The world is a huge, expansive place. Well, duh. So why must our holidays hone in so devotedly on just a few approachable, accessible cities. After Paris’ ticks on the bucket list reach double figures, after we’ve seen Barcelona so many times that graffiti now addresses us by name, it’s probably time to cast the net a little wider, to think a little further outside of the box. So, with that in mind, from unworldly natural formations to strange man made creations, we’ve teamed up with True Luxury Travel to bring you 10 unusual destinations to inspire your IDEAL holiday. 


No someone has not tipped a load of pink dye into it, however strange it may appear. This milkshake coloured lake, discovered in 1802, is an unusual, spectacular sight and that’s for sure. Its location adjacent to the Pacific ocean (blue, by the way) creates a view of superb contrast and intrigue. The reason for its pastel pink hue is still up for debate by scientists, but as a reaction of salt and bacterias present in the water is one opinion – you should consider visiting to come up with your own theory, hey?

Lake Hillier | © Kurioziteti123 / Wikicommons


Take a cable car from Huangshi village in the Hunan Province of South China to see these immense limestone pinnacles. The Tianzi (son of heaven) Mountains are spectacular in themselves, but what sets them apart is the mystical, atmospheric mist and sheets of cloud which cloak the peaks. Visit in either April or October for the best views and experience.

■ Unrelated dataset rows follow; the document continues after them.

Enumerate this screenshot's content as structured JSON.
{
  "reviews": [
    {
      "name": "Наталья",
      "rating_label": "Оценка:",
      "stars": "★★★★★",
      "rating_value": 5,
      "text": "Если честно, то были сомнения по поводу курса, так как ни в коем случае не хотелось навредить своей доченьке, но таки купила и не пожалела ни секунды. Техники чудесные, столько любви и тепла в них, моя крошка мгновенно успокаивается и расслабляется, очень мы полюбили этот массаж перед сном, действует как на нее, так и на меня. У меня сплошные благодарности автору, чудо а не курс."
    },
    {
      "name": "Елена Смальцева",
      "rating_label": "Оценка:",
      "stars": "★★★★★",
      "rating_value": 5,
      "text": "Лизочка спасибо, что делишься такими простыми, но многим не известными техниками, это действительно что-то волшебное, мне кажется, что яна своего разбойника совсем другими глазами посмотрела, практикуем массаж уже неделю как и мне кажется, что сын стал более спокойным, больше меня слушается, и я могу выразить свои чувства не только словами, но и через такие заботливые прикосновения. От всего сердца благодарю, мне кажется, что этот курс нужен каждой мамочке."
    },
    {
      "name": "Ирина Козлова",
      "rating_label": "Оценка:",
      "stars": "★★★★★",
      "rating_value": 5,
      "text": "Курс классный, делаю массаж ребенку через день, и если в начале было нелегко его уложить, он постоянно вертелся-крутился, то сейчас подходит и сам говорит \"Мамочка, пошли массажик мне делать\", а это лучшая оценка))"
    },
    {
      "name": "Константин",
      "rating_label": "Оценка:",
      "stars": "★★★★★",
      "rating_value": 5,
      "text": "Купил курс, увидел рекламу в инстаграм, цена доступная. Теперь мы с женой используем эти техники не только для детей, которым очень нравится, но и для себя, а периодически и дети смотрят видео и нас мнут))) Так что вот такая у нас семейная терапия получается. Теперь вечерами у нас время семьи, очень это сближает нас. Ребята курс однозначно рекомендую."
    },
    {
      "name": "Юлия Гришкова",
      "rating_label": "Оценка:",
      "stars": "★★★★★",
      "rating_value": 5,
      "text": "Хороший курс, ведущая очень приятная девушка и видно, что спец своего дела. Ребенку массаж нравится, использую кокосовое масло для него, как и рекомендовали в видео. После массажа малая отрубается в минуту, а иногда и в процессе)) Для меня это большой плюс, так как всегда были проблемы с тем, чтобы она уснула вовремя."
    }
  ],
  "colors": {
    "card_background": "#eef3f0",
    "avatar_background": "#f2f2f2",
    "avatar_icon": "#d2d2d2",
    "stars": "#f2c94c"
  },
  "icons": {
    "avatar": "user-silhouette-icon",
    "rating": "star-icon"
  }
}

The Tianzi Mountains | © Rocio Gil/ Wikicommons


Taking a dip at this UNESCO World Heritage site in Turkey will blow your mind . Water cascades from natural springs down white travertine terraces and into thermal pools below. Pamukkale translates as cotton castle and when you see it, you’ll understand the nickname, as the ‘turrets’ of the travertine terrace faces are white and appear almost fluffy. The water is warm and rich in minerals, and visually, it’s utterly surreal. Just magic.

Psst. If you’re in Turkey and are a fan of the unusual, make sure you take a trip to cappadocia. This lunar landscape looks so out of this world, it’s been the filming location for a number of Star Wars films.

Pamukkale | © Pixabay


For a taste of England that’s not actually in England, head to Thames Town in Shanghai. Designed to look like an traditional English Village, complete with a church, pub and even fish and chip shop, this place couldn’t be further from traditional notions of China. It cost £500 million pounds to build and is generally used by newlyweds for photo opportunities. Apart from tourists and those looking for capturing shots for Instagram, the town is largely deserted.

Thames Town | © Pixabay


A semi-autonomous part of Copenhagen founded by squatters in the 1970’s, Freetown Christiania is a bastion of hippie life and just a crazy place for a stroll. There is an anarchic charm to the place, with much trade occuring in the form of exchange, not through money. Although it’s largely considered safe, be wary of taking photos.


Animal figures and shapes etched into the floor by the ancient Nazca people provides us with one of South America’s greatest mysteries. The 2000 year old archaeological wonder divides academics and scholars as to their purpose, but generally they are considered to have religious significance. Whatever the explanation, these geoglyphs are a fascinating glimpse into ancient Nazca life.

Nazca Lines| © Pixabay


On the island of Bohol in the Philippines lies some odd conical hills that have been nicknamed ‘the Chocolate Hills’. They are covered in green grass that turns a chocolate colour brown during the dry season and have a geological formation which confuses experts. Tourists, however, love them, as they look whimsical and obtuse with the jungle as a backdrop.

Bohol | © Andrewhaimerl  Wikkicommons


Yes, we’ve all seen the photos of our lucky mates, playing with notions of scale and size on these salt pans in Bolivia. It’s the world’s largest of its kind, and when a film gathers on its surface, also acts as a mirror; doubling the weirdness factor of the great natural wonder.

Salar de Uyuni© Pixabay


The purrrfect place for cat lovers, Tashirojima has a population of only one hundred people, but many, many more feline inhabitants. Tashirojima is actually one of roughly 12 ‘cat islands’ in Japan, but is probably the most famous. The heavy cat population was brought about by stray cats being fed and nurtured by locals who believed this care brought them good luck, especially with regards to predicting the weather and its effect on the fishing community.

Cats in Aoshima | ©  暇・カキコ Wikkicommons


This beach in China is covered by a type of seaweed called Sueda which turns bright red during the autumn, and is one which really needs to be seen to be believed. We’re not talking a rusty, tired looking hue, we’re talking bright, vivid red. The area is also home to a thriving ecosystem, with over 200 types of bird calling it home. So, if you’re into bird watching with a most peculiar backdrop, this could be the place for you.